▶ [How to complete this task] Report each line from the data below that holds the word "Histogram".

▶ [Information supplied]
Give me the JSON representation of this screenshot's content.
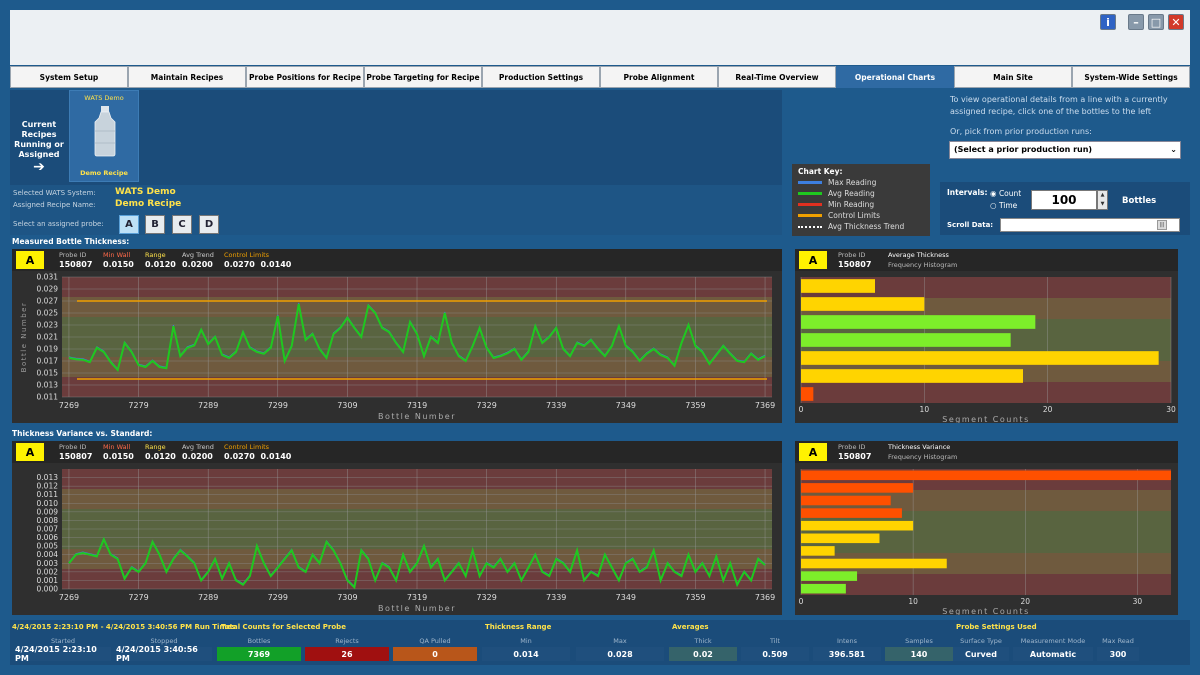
{
  "colors": {
    "accent_yellow": "#ffe24a",
    "badge_yellow": "#fff200",
    "active_tab": "#2f6aa3",
    "max_line": "#3d7fe0",
    "avg_line": "#1fc81f",
    "min_line": "#e23020",
    "control_line": "#f0a000",
    "trend_line": "#ffffff",
    "bottles_bg": "#12a028",
    "rejects_bg": "#a01010",
    "qa_bg": "#b8561a"
  },
  "window": {
    "controls": [
      "info-icon",
      "minimize-icon",
      "maximize-icon",
      "close-icon"
    ]
  },
  "tabs": [
    {
      "label": "System Setup",
      "active": false
    },
    {
      "label": "Maintain Recipes",
      "active": false
    },
    {
      "label": "Probe Positions for Recipe",
      "active": false
    },
    {
      "label": "Probe Targeting for Recipe",
      "active": false
    },
    {
      "label": "Production Settings",
      "active": false
    },
    {
      "label": "Probe Alignment",
      "active": false
    },
    {
      "label": "Real-Time Overview",
      "active": false
    },
    {
      "label": "Operational Charts",
      "active": true
    },
    {
      "label": "Main Site",
      "active": false
    },
    {
      "label": "System-Wide Settings",
      "active": false
    }
  ],
  "current_recipes": {
    "label": "Current Recipes Running or Assigned",
    "card_system": "WATS Demo",
    "card_recipe": "Demo Recipe"
  },
  "selection": {
    "system_label": "Selected WATS System:",
    "system_value": "WATS Demo",
    "recipe_label": "Assigned Recipe Name:",
    "recipe_value": "Demo Recipe",
    "probe_label": "Select an assigned probe:",
    "probes": [
      "A",
      "B",
      "C",
      "D"
    ],
    "selected_probe": "A"
  },
  "chart_key": {
    "title": "Chart Key:",
    "items": [
      {
        "label": "Max Reading",
        "color": "#3d7fe0"
      },
      {
        "label": "Avg Reading",
        "color": "#1fc81f"
      },
      {
        "label": "Min Reading",
        "color": "#e23020"
      },
      {
        "label": "Control Limits",
        "color": "#f0a000"
      },
      {
        "label": "Avg Thickness Trend",
        "color": "#ffffff"
      }
    ]
  },
  "right_controls": {
    "hint1": "To view operational details from a line with a currently assigned recipe, click one of the bottles to the left",
    "hint2": "Or, pick from prior production runs:",
    "prior_select_value": "(Select a prior production run)",
    "intervals_label": "Intervals:",
    "radio_count": "Count",
    "radio_time": "Time",
    "interval_value": "100",
    "bottles_label": "Bottles",
    "scroll_label": "Scroll Data:"
  },
  "sections": {
    "thickness_title": "Measured Bottle Thickness:",
    "variance_title": "Thickness Variance vs. Standard:"
  },
  "panel_header": {
    "badge": "A",
    "probe_id_label": "Probe ID",
    "probe_id": "150807",
    "min_wall_label": "Min Wall",
    "min_wall": "0.0150",
    "range_label": "Range",
    "range": "0.0120",
    "avg_trend_label": "Avg Trend",
    "avg_trend": "0.0200",
    "control_limits_label": "Control Limits",
    "control_low": "0.0270",
    "control_high": "0.0140",
    "hist1_title": "Average Thickness",
    "hist1_sub": "Frequency Histogram",
    "hist2_title": "Thickness Variance",
    "hist2_sub": "Frequency Histogram"
  },
  "chart_data": [
    {
      "type": "line",
      "xlabel": "Bottle Number",
      "ylabel": "Bottle Number",
      "xlim": [
        7268,
        7370
      ],
      "ylim": [
        0.011,
        0.031
      ],
      "x_ticks": [
        7269,
        7279,
        7289,
        7299,
        7309,
        7319,
        7329,
        7339,
        7349,
        7359,
        7369
      ],
      "y_ticks": [
        0.011,
        0.013,
        0.015,
        0.017,
        0.019,
        0.021,
        0.023,
        0.025,
        0.027,
        0.029,
        0.031
      ],
      "control_limits": [
        0.027,
        0.014
      ],
      "x_start": 7269,
      "series": [
        {
          "name": "Avg Reading",
          "values": [
            0.0175,
            0.0173,
            0.0172,
            0.0168,
            0.0192,
            0.0185,
            0.0168,
            0.0155,
            0.02,
            0.0185,
            0.0163,
            0.016,
            0.017,
            0.016,
            0.0158,
            0.0228,
            0.0178,
            0.0192,
            0.0196,
            0.0222,
            0.0198,
            0.021,
            0.018,
            0.0175,
            0.0185,
            0.0218,
            0.0192,
            0.0185,
            0.0182,
            0.0192,
            0.0245,
            0.017,
            0.0195,
            0.0265,
            0.0205,
            0.0215,
            0.019,
            0.0175,
            0.0215,
            0.0225,
            0.0242,
            0.0225,
            0.021,
            0.0262,
            0.025,
            0.0225,
            0.0218,
            0.02,
            0.0185,
            0.0235,
            0.0215,
            0.0178,
            0.021,
            0.02,
            0.025,
            0.02,
            0.0178,
            0.017,
            0.0195,
            0.0225,
            0.0192,
            0.0175,
            0.0178,
            0.0183,
            0.019,
            0.0172,
            0.0185,
            0.0228,
            0.02,
            0.021,
            0.0225,
            0.019,
            0.0178,
            0.02,
            0.0195,
            0.0205,
            0.019,
            0.0178,
            0.0195,
            0.0228,
            0.0195,
            0.0185,
            0.017,
            0.0182,
            0.019,
            0.018,
            0.0175,
            0.0162,
            0.02,
            0.023,
            0.0195,
            0.0185,
            0.0165,
            0.018,
            0.0195,
            0.0182,
            0.017,
            0.0168,
            0.0182,
            0.0172,
            0.0178
          ]
        }
      ]
    },
    {
      "type": "line",
      "xlabel": "Bottle Number",
      "ylabel": "",
      "xlim": [
        7268,
        7370
      ],
      "ylim": [
        0.0,
        0.014
      ],
      "x_ticks": [
        7269,
        7279,
        7289,
        7299,
        7309,
        7319,
        7329,
        7339,
        7349,
        7359,
        7369
      ],
      "y_ticks": [
        0.0,
        0.001,
        0.002,
        0.003,
        0.004,
        0.005,
        0.006,
        0.007,
        0.008,
        0.009,
        0.01,
        0.011,
        0.012,
        0.013
      ],
      "x_start": 7269,
      "series": [
        {
          "name": "Avg Reading",
          "values": [
            0.003,
            0.004,
            0.0042,
            0.004,
            0.0038,
            0.0058,
            0.004,
            0.0035,
            0.0012,
            0.0025,
            0.002,
            0.003,
            0.0055,
            0.004,
            0.002,
            0.0035,
            0.0045,
            0.0038,
            0.003,
            0.001,
            0.002,
            0.0035,
            0.0012,
            0.003,
            0.001,
            0.0005,
            0.0015,
            0.005,
            0.003,
            0.0015,
            0.0025,
            0.0035,
            0.0045,
            0.0025,
            0.002,
            0.004,
            0.003,
            0.0055,
            0.0045,
            0.003,
            0.001,
            0.0002,
            0.0045,
            0.0035,
            0.001,
            0.003,
            0.0025,
            0.001,
            0.004,
            0.002,
            0.003,
            0.005,
            0.0025,
            0.0035,
            0.001,
            0.002,
            0.003,
            0.0015,
            0.0045,
            0.0015,
            0.003,
            0.0025,
            0.0035,
            0.002,
            0.003,
            0.001,
            0.0025,
            0.004,
            0.002,
            0.0015,
            0.0035,
            0.003,
            0.002,
            0.0045,
            0.001,
            0.002,
            0.0015,
            0.004,
            0.0025,
            0.001,
            0.003,
            0.0035,
            0.002,
            0.0025,
            0.0045,
            0.001,
            0.003,
            0.002,
            0.0015,
            0.004,
            0.002,
            0.003,
            0.0015,
            0.0038,
            0.001,
            0.003,
            0.0005,
            0.002,
            0.001,
            0.0035,
            0.0028
          ]
        }
      ]
    },
    {
      "type": "bar",
      "orientation": "horizontal",
      "xlabel": "Segment Counts",
      "xlim": [
        0,
        30
      ],
      "x_ticks": [
        0,
        10,
        20,
        30
      ],
      "values": [
        6,
        10,
        19,
        17,
        29,
        18,
        1
      ],
      "colors": [
        "#ffd400",
        "#ffd400",
        "#7dee2a",
        "#7dee2a",
        "#ffd400",
        "#ffd400",
        "#ff5000"
      ]
    },
    {
      "type": "bar",
      "orientation": "horizontal",
      "xlabel": "Segment Counts",
      "xlim": [
        0,
        33
      ],
      "x_ticks": [
        0,
        10,
        20,
        30
      ],
      "values": [
        33,
        10,
        8,
        9,
        10,
        7,
        3,
        13,
        5,
        4
      ],
      "colors": [
        "#ff5000",
        "#ff5000",
        "#ff5000",
        "#ff5000",
        "#ffd400",
        "#ffd400",
        "#ffd400",
        "#ffd400",
        "#7dee2a",
        "#7dee2a"
      ]
    }
  ],
  "footer": {
    "run_times_title": "4/24/2015 2:23:10 PM - 4/24/2015 3:40:56 PM Run Times",
    "started_label": "Started",
    "started": "4/24/2015 2:23:10 PM",
    "stopped_label": "Stopped",
    "stopped": "4/24/2015 3:40:56 PM",
    "counts_title": "Total Counts for Selected Probe",
    "bottles_label": "Bottles",
    "bottles": "7369",
    "rejects_label": "Rejects",
    "rejects": "26",
    "qa_label": "QA Pulled",
    "qa": "0",
    "range_title": "Thickness Range",
    "min_label": "Min",
    "min": "0.014",
    "max_label": "Max",
    "max": "0.028",
    "averages_title": "Averages",
    "thick_label": "Thick",
    "thick": "0.02",
    "tilt_label": "Tilt",
    "tilt": "0.509",
    "intens_label": "Intens",
    "intens": "396.581",
    "samples_label": "Samples",
    "samples": "140",
    "probe_settings_title": "Probe Settings Used",
    "surface_label": "Surface Type",
    "surface": "Curved",
    "mode_label": "Measurement Mode",
    "mode": "Automatic",
    "maxread_label": "Max Read",
    "maxread": "300"
  }
}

▶ [Result of this exercise]
    "hist1_sub": "Frequency Histogram",
    "hist2_sub": "Frequency Histogram"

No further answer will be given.